  4. What are some examples of Apple and Google's best-selling product lines?

    There are many good examples of product lines in the technology sector from some of the largest companies in the world, such ... Read Full Answer >>
  5. What is a negative write-off?

    A negative write-off is a write-off conducted by a company or accountant after deciding not to pay back an individual or ... Read Full Answer >>
  6. How can tariffs cause inefficiencies in domestic industries?

    Any government regulation naturally creates inefficiencies in a pure supply and demand marketplace. When it comes to the ... Read Full Answer >>

You May Also Like

Hot Definitions
  1. Bear Market

    A market condition in which the prices of securities are falling, and widespread pessimism causes the negative sentiment ...
  2. Alligator Spread

    An unprofitable spread that occurs as a result of large commissions charged on the transaction, regardless of favorable market ...
  3. Tiger Cub Economies

    The four Southeast Asian economies of Indonesia, Malaysia, the Philippines and Thailand. Tiger cub economy indicates that ...
  4. Gorilla

    A company that dominates an industry without having a complete monopoly. A gorilla firm has large control of the pricing ...
  5. Elephants

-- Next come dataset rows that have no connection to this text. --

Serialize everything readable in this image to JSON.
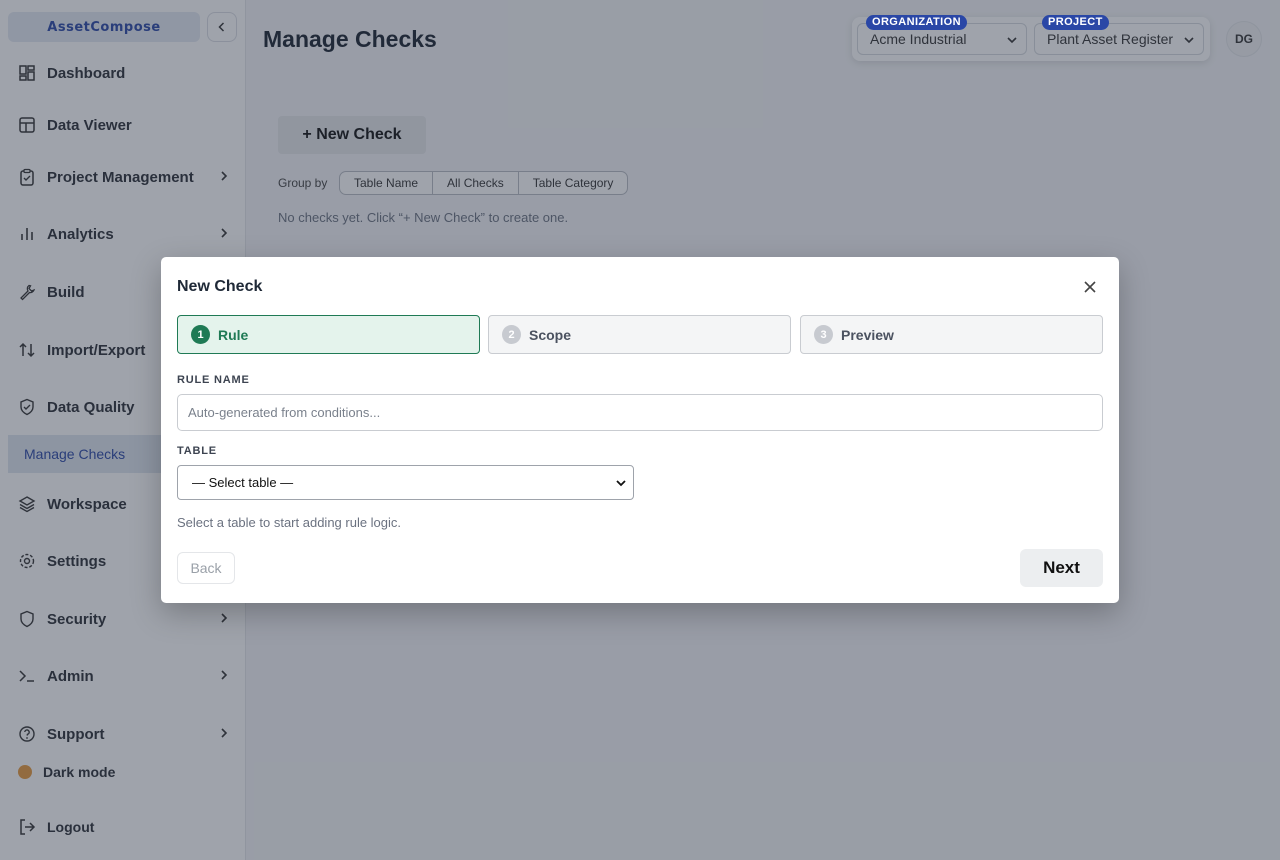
{
  "sidebar": {
    "brand": "AssetCompose",
    "items": [
      {
        "label": "Dashboard",
        "icon": "dashboard-icon"
      },
      {
        "label": "Data Viewer",
        "icon": "table-icon"
      },
      {
        "label": "Project Management",
        "icon": "clipboard-icon"
      },
      {
        "label": "Analytics",
        "icon": "bar-chart-icon"
      },
      {
        "label": "Build",
        "icon": "wrench-icon"
      },
      {
        "label": "Import/Export",
        "icon": "arrows-updown-icon"
      },
      {
        "label": "Data Quality",
        "icon": "shield-check-icon"
      },
      {
        "label": "Workspace",
        "icon": "layers-icon"
      },
      {
        "label": "Settings",
        "icon": "gear-icon"
      },
      {
        "label": "Security",
        "icon": "shield-icon"
      },
      {
        "label": "Admin",
        "icon": "terminal-icon"
      },
      {
        "label": "Support",
        "icon": "help-circle-icon"
      }
    ],
    "active_sub": "Manage Checks",
    "dark_mode": "Dark mode",
    "logout": "Logout"
  },
  "header": {
    "title": "Manage Checks",
    "org_label": "ORGANIZATION",
    "org_value": "Acme Industrial",
    "project_label": "PROJECT",
    "project_value": "Plant Asset Register",
    "avatar": "DG"
  },
  "main": {
    "new_check": "+ New Check",
    "group_by": "Group by",
    "group_options": [
      "Table Name",
      "All Checks",
      "Table Category"
    ],
    "empty": "No checks yet. Click “+ New Check” to create one."
  },
  "modal": {
    "title": "New Check",
    "steps": [
      {
        "num": "1",
        "label": "Rule"
      },
      {
        "num": "2",
        "label": "Scope"
      },
      {
        "num": "3",
        "label": "Preview"
      }
    ],
    "rule_name_label": "RULE NAME",
    "rule_name_placeholder": "Auto-generated from conditions...",
    "table_label": "TABLE",
    "table_value": "— Select table —",
    "hint": "Select a table to start adding rule logic.",
    "back": "Back",
    "next": "Next"
  },
  "colors": {
    "accent": "#2a47a6",
    "step_active": "#1f7a55"
  }
}
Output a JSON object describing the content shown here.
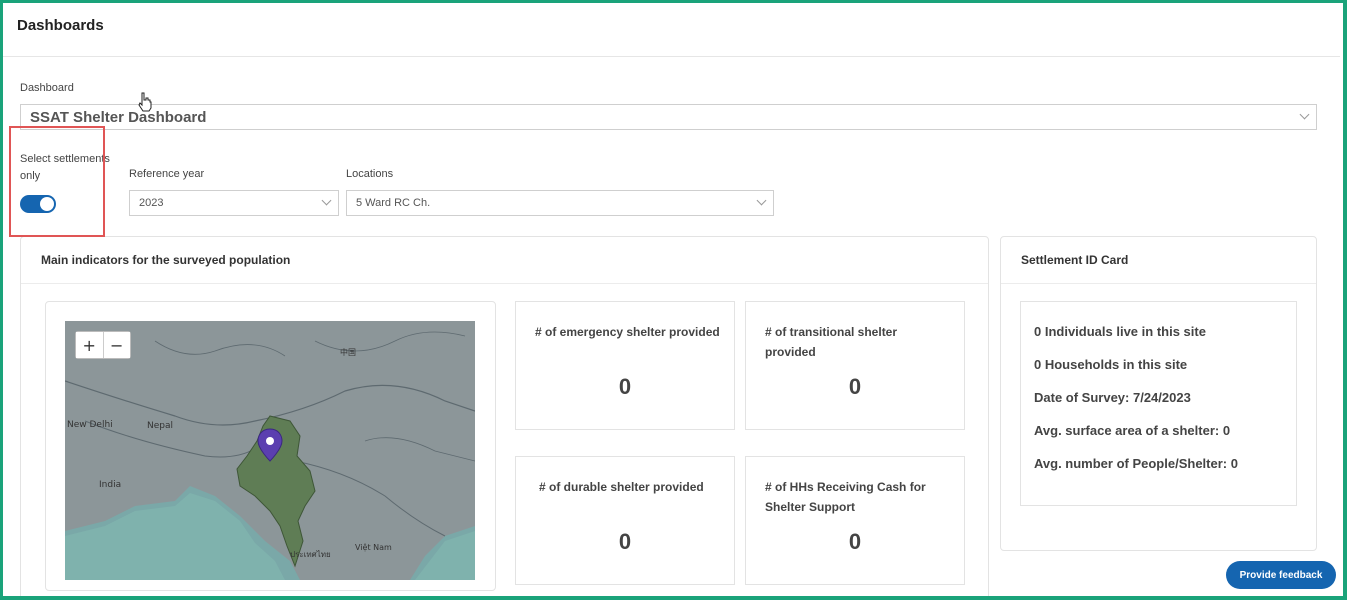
{
  "header": {
    "title": "Dashboards"
  },
  "dashboard_select": {
    "label": "Dashboard",
    "value": "SSAT Shelter Dashboard"
  },
  "settlements_toggle": {
    "label": "Select settlements only",
    "on": true
  },
  "reference_year": {
    "label": "Reference year",
    "value": "2023"
  },
  "locations": {
    "label": "Locations",
    "value": "5 Ward RC Ch."
  },
  "main_indicators": {
    "title": "Main indicators for the surveyed population",
    "map": {
      "zoom_in": "+",
      "zoom_out": "−",
      "labels": [
        "中国",
        "Nepal",
        "New Delhi",
        "India",
        "Việt Nam",
        "ประเทศไทย"
      ]
    },
    "indicators": [
      {
        "title": "# of emergency shelter provided",
        "value": "0"
      },
      {
        "title": "# of transitional shelter provided",
        "value": "0"
      },
      {
        "title": "# of durable shelter provided",
        "value": "0"
      },
      {
        "title": "# of HHs Receiving Cash for Shelter Support",
        "value": "0"
      }
    ]
  },
  "settlement_card": {
    "title": "Settlement ID Card",
    "lines": [
      "0 Individuals live in this site",
      "0 Households in this site",
      "Date of Survey: 7/24/2023",
      "Avg. surface area of a shelter: 0",
      "Avg. number of People/Shelter: 0"
    ]
  },
  "feedback_button": {
    "label": "Provide feedback"
  },
  "colors": {
    "accent": "#1565b0",
    "frame": "#1aa37a",
    "highlight": "#e05555"
  }
}
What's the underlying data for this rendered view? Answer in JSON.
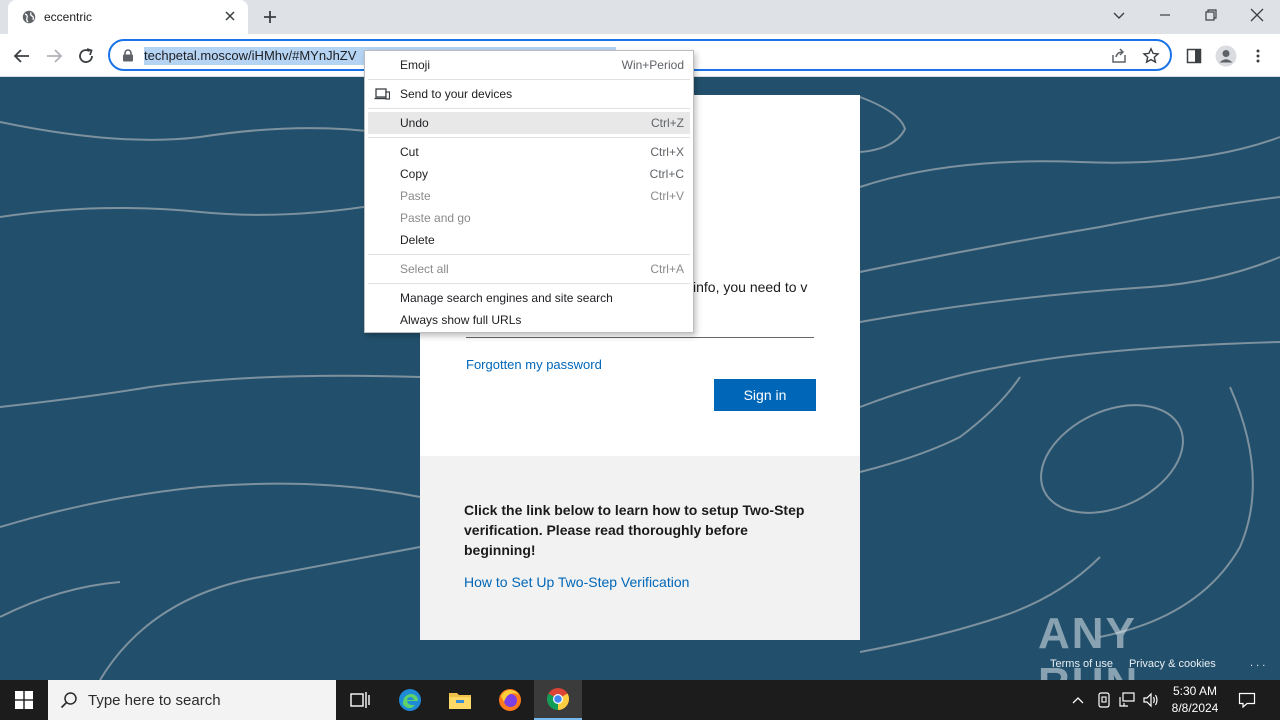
{
  "browser": {
    "tab_title": "eccentric",
    "url": "techpetal.moscow/iHMhv/#MYnJhZV"
  },
  "context_menu": {
    "items": [
      {
        "label": "Emoji",
        "shortcut": "Win+Period",
        "disabled": false
      },
      {
        "label": "Send to your devices",
        "shortcut": "",
        "disabled": false
      },
      {
        "label": "Undo",
        "shortcut": "Ctrl+Z",
        "disabled": false
      },
      {
        "label": "Cut",
        "shortcut": "Ctrl+X",
        "disabled": false
      },
      {
        "label": "Copy",
        "shortcut": "Ctrl+C",
        "disabled": false
      },
      {
        "label": "Paste",
        "shortcut": "Ctrl+V",
        "disabled": true
      },
      {
        "label": "Paste and go",
        "shortcut": "",
        "disabled": true
      },
      {
        "label": "Delete",
        "shortcut": "",
        "disabled": false
      },
      {
        "label": "Select all",
        "shortcut": "Ctrl+A",
        "disabled": true
      },
      {
        "label": "Manage search engines and site search",
        "shortcut": "",
        "disabled": false
      },
      {
        "label": "Always show full URLs",
        "shortcut": "",
        "disabled": false
      }
    ]
  },
  "page": {
    "partial_text": "info, you need to v",
    "forgot_link": "Forgotten my password",
    "signin_button": "Sign in",
    "info_text": "Click the link below to learn how to setup Two-Step verification. Please read thoroughly before beginning!",
    "howto_link": "How to Set Up Two-Step Verification"
  },
  "watermark": {
    "logo_text": "ANY RUN",
    "terms": "Terms of use",
    "privacy": "Privacy & cookies",
    "dots": ". . ."
  },
  "taskbar": {
    "search_placeholder": "Type here to search",
    "time": "5:30 AM",
    "date": "8/8/2024"
  },
  "colors": {
    "page_bg": "#22506c",
    "link": "#0067b8",
    "button": "#0067b8",
    "url_highlight": "#b5d3f3"
  }
}
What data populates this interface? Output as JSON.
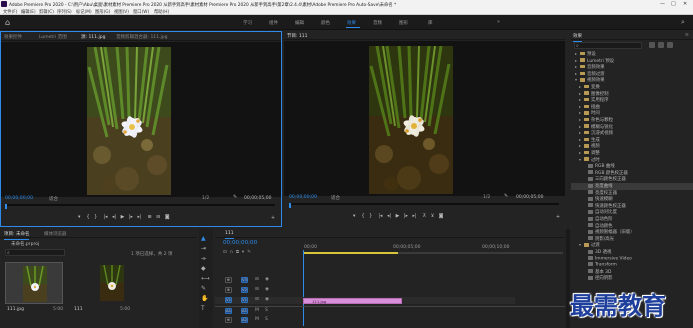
{
  "window": {
    "title": "Adobe Premiere Pro 2020 - C:\\用户\\Abu\\桌面\\素材素材 Premiere Pro 2020 从新手到高手\\素材素材 Premiere Pro 2020 从新手到高手\\第2章\\2.4.4\\素材\\Adobe Premiere Pro Auto-Save\\未命名 *",
    "minimize": "—",
    "maximize": "□",
    "close": "✕"
  },
  "menu": [
    "文件(F)",
    "编辑(E)",
    "剪辑(C)",
    "序列(S)",
    "标记(M)",
    "图形(G)",
    "视图(V)",
    "窗口(W)",
    "帮助(H)"
  ],
  "workspaces": {
    "items": [
      "学习",
      "组件",
      "编辑",
      "颜色",
      "效果",
      "音频",
      "图形",
      "库"
    ],
    "active": "效果",
    "more": "»"
  },
  "source_panel": {
    "tabs": [
      "效果控件",
      "Lumetri 范围",
      "源: 111.jpg",
      "音频剪辑混合器: 111.jpg"
    ],
    "timecode_left": "00;00;00;00",
    "fit": "适合",
    "fraction": "1/2",
    "timecode_right": "00;00;05;00"
  },
  "program_panel": {
    "tab": "节目: 111",
    "timecode_left": "00;00;00;00",
    "fit": "适合",
    "fraction": "1/2",
    "timecode_right": "00;00;05;00"
  },
  "project_panel": {
    "tabs": [
      "项目: 未命名",
      "媒体浏览器"
    ],
    "project_name": "未命名.prproj",
    "item_count": "1 项已选择，共 2 项",
    "search_placeholder": "",
    "items": [
      {
        "name": "111.jpg",
        "duration": "5:00"
      },
      {
        "name": "111",
        "duration": "5:00"
      }
    ]
  },
  "timeline": {
    "tab": "111",
    "timecode": "00;00;00;00",
    "ruler": [
      "00;00",
      "00;00;05;00",
      "00;00;10;00"
    ],
    "tracks": [
      {
        "src": "V1",
        "name": "V3"
      },
      {
        "src": "V1",
        "name": "V2"
      },
      {
        "src": "V1",
        "name": "V1"
      },
      {
        "src": "A1",
        "name": "A1"
      },
      {
        "src": "A1",
        "name": "A2"
      },
      {
        "src": "A1",
        "name": "A3"
      }
    ],
    "clip_label": "111.jpg"
  },
  "effects_panel": {
    "title": "效果",
    "search_placeholder": "",
    "tree": [
      {
        "label": "预设",
        "indent": 1,
        "kind": "folder",
        "open": false
      },
      {
        "label": "Lumetri 预设",
        "indent": 1,
        "kind": "folder",
        "open": false
      },
      {
        "label": "音频效果",
        "indent": 1,
        "kind": "folder",
        "open": false
      },
      {
        "label": "音频过渡",
        "indent": 1,
        "kind": "folder",
        "open": false
      },
      {
        "label": "视频效果",
        "indent": 1,
        "kind": "folder",
        "open": true
      },
      {
        "label": "变换",
        "indent": 2,
        "kind": "folder",
        "open": false
      },
      {
        "label": "图像控制",
        "indent": 2,
        "kind": "folder",
        "open": false
      },
      {
        "label": "实用程序",
        "indent": 2,
        "kind": "folder",
        "open": false
      },
      {
        "label": "扭曲",
        "indent": 2,
        "kind": "folder",
        "open": false
      },
      {
        "label": "时间",
        "indent": 2,
        "kind": "folder",
        "open": false
      },
      {
        "label": "杂色与颗粒",
        "indent": 2,
        "kind": "folder",
        "open": false
      },
      {
        "label": "模糊与锐化",
        "indent": 2,
        "kind": "folder",
        "open": false
      },
      {
        "label": "沉浸式视频",
        "indent": 2,
        "kind": "folder",
        "open": false
      },
      {
        "label": "生成",
        "indent": 2,
        "kind": "folder",
        "open": false
      },
      {
        "label": "视频",
        "indent": 2,
        "kind": "folder",
        "open": false
      },
      {
        "label": "调整",
        "indent": 2,
        "kind": "folder",
        "open": false
      },
      {
        "label": "过时",
        "indent": 2,
        "kind": "folder",
        "open": true
      },
      {
        "label": "RGB 曲线",
        "indent": 3,
        "kind": "fx",
        "open": false
      },
      {
        "label": "RGB 颜色校正器",
        "indent": 3,
        "kind": "fx",
        "open": false
      },
      {
        "label": "三向颜色校正器",
        "indent": 3,
        "kind": "fx",
        "open": false
      },
      {
        "label": "亮度曲线",
        "indent": 3,
        "kind": "fx",
        "open": false,
        "selected": true
      },
      {
        "label": "亮度校正器",
        "indent": 3,
        "kind": "fx",
        "open": false
      },
      {
        "label": "快速模糊",
        "indent": 3,
        "kind": "fx",
        "open": false
      },
      {
        "label": "快速颜色校正器",
        "indent": 3,
        "kind": "fx",
        "open": false
      },
      {
        "label": "自动对比度",
        "indent": 3,
        "kind": "fx",
        "open": false
      },
      {
        "label": "自动色阶",
        "indent": 3,
        "kind": "fx",
        "open": false
      },
      {
        "label": "自动颜色",
        "indent": 3,
        "kind": "fx",
        "open": false
      },
      {
        "label": "视频限幅器（旧版）",
        "indent": 3,
        "kind": "fx",
        "open": false
      },
      {
        "label": "阴影/高光",
        "indent": 3,
        "kind": "fx",
        "open": false
      },
      {
        "label": "过渡",
        "indent": 2,
        "kind": "folder",
        "open": true
      },
      {
        "label": "3D 透视",
        "indent": 3,
        "kind": "fx",
        "open": false
      },
      {
        "label": "Immersive Video",
        "indent": 3,
        "kind": "fx",
        "open": false
      },
      {
        "label": "Transform",
        "indent": 3,
        "kind": "fx",
        "open": false
      },
      {
        "label": "基本 3D",
        "indent": 3,
        "kind": "fx",
        "open": false
      },
      {
        "label": "径向阴影",
        "indent": 3,
        "kind": "fx",
        "open": false
      }
    ]
  },
  "watermark": "最需教育",
  "colors": {
    "accent": "#2d8ceb",
    "clip": "#d98ed9",
    "panel": "#232323",
    "viewer": "#121212"
  }
}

    Slang for large institutions that have the funds to make high volumes trades. Due to the large volumes of stock that elephants ...
  6. Widow's Exemption

    In general terms, a widow's exemption refers to the amount that can be deducted from taxable income by a widow, thereby reducing ...
Trading Center
×

You are using adblocking software

Want access to all of Investopedia? Add us to your “whitelist”
so you'll never miss a feature!